Task to carry out — Say the number of lines holding the word "timestamp" in the data, and leave out everything else.

Data for analysis —
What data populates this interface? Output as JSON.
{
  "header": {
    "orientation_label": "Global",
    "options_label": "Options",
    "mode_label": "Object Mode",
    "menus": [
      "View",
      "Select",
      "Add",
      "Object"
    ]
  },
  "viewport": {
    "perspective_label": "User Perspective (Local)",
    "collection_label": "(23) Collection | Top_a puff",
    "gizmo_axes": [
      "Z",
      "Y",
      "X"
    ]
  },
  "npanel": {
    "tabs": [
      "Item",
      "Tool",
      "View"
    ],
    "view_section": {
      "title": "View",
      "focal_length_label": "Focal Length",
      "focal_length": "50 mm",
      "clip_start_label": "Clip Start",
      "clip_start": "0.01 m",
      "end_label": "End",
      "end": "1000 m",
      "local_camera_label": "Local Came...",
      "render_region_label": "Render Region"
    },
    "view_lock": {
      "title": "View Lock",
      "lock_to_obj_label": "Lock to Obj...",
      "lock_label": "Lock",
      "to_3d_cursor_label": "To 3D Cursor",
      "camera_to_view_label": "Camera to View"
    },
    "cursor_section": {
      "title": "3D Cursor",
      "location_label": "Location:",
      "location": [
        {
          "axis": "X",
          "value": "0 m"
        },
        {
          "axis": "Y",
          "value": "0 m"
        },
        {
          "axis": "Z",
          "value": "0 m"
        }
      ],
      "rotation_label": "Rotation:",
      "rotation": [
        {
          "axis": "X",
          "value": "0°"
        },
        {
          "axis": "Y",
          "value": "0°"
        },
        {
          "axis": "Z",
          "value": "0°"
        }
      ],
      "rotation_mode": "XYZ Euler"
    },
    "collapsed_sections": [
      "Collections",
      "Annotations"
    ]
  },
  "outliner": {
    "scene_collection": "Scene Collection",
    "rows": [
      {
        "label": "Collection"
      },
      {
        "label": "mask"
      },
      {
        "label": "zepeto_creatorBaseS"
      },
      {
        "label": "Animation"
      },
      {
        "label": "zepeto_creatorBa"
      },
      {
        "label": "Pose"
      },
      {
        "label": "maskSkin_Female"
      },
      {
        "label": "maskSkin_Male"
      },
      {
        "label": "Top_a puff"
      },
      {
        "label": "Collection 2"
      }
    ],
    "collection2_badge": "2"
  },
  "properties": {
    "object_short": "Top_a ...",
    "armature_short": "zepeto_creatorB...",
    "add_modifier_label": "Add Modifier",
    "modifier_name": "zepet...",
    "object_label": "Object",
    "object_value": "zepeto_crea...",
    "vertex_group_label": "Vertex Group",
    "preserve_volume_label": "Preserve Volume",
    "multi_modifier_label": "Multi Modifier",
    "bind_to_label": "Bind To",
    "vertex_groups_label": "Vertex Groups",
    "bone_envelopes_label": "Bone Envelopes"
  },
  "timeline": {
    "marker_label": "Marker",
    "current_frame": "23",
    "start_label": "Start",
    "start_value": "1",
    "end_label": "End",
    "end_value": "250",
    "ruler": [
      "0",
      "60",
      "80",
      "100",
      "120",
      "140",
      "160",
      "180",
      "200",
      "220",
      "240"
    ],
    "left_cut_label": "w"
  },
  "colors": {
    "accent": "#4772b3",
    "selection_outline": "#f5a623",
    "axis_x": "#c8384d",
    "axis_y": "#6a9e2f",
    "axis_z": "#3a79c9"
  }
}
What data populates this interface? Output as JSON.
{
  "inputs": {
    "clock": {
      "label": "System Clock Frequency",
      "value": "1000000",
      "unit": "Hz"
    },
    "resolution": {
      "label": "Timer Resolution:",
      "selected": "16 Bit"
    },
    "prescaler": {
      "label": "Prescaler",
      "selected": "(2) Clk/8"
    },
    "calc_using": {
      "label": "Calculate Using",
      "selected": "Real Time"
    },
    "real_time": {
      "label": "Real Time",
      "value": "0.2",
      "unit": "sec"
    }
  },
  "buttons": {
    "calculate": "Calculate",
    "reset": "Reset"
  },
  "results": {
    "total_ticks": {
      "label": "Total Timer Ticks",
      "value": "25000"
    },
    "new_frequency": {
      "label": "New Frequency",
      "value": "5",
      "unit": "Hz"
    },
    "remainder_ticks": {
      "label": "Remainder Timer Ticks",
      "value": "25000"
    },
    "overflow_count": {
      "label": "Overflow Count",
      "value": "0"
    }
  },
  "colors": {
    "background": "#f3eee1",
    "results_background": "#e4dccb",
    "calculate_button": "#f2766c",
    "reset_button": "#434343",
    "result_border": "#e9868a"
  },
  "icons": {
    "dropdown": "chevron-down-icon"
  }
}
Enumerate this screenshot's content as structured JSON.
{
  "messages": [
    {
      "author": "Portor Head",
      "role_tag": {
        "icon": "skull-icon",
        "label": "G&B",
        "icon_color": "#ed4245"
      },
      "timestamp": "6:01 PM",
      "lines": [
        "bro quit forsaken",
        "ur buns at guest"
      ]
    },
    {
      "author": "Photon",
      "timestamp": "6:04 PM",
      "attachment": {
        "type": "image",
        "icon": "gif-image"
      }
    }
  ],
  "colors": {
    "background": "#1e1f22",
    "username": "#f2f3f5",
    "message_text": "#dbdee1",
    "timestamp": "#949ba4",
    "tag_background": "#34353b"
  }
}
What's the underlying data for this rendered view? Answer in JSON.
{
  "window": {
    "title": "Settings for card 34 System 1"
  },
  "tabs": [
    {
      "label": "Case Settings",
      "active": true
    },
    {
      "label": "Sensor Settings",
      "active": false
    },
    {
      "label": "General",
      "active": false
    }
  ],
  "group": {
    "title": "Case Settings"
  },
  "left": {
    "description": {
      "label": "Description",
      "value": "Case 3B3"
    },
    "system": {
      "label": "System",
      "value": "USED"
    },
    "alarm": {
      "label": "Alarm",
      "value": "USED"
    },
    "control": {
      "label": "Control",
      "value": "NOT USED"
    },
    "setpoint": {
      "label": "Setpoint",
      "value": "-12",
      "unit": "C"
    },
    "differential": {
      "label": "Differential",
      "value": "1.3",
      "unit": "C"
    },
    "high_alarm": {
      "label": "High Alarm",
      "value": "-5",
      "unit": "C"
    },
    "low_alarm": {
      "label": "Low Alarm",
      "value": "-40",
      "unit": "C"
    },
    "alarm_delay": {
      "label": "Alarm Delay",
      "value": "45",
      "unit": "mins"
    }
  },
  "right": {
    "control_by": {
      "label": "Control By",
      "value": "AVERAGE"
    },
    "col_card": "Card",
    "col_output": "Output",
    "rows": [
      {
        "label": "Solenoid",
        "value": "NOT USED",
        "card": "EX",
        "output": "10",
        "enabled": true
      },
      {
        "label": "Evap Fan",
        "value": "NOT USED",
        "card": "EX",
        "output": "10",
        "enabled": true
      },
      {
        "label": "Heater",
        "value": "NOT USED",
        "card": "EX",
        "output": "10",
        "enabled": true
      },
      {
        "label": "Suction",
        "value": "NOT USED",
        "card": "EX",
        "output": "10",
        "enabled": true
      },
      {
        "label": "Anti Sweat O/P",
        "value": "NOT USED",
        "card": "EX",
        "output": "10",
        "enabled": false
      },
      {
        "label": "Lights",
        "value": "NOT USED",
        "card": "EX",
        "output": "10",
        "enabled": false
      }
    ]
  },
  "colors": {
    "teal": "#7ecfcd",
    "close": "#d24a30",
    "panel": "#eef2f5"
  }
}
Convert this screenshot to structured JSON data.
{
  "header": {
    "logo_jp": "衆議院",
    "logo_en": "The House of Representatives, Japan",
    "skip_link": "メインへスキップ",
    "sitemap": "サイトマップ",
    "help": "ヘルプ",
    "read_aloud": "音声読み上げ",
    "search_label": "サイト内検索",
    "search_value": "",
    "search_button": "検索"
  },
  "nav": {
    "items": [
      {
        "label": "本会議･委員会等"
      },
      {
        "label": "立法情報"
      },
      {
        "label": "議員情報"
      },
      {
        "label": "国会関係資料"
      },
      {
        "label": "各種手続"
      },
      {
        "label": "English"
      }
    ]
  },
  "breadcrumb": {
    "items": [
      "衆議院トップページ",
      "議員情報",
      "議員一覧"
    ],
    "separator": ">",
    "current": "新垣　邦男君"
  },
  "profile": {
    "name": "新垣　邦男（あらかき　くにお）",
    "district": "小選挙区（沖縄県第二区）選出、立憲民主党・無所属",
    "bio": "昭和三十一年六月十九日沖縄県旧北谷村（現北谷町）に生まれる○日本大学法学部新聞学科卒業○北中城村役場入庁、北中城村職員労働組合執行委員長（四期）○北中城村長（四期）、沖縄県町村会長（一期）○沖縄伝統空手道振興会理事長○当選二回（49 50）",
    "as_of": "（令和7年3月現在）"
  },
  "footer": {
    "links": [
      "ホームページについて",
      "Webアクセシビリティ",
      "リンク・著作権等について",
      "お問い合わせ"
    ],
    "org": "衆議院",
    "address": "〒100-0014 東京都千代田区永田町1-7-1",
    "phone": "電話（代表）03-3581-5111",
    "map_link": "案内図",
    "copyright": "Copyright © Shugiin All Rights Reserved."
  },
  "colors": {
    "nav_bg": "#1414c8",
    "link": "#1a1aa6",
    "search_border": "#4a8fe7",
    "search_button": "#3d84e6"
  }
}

Response below — 3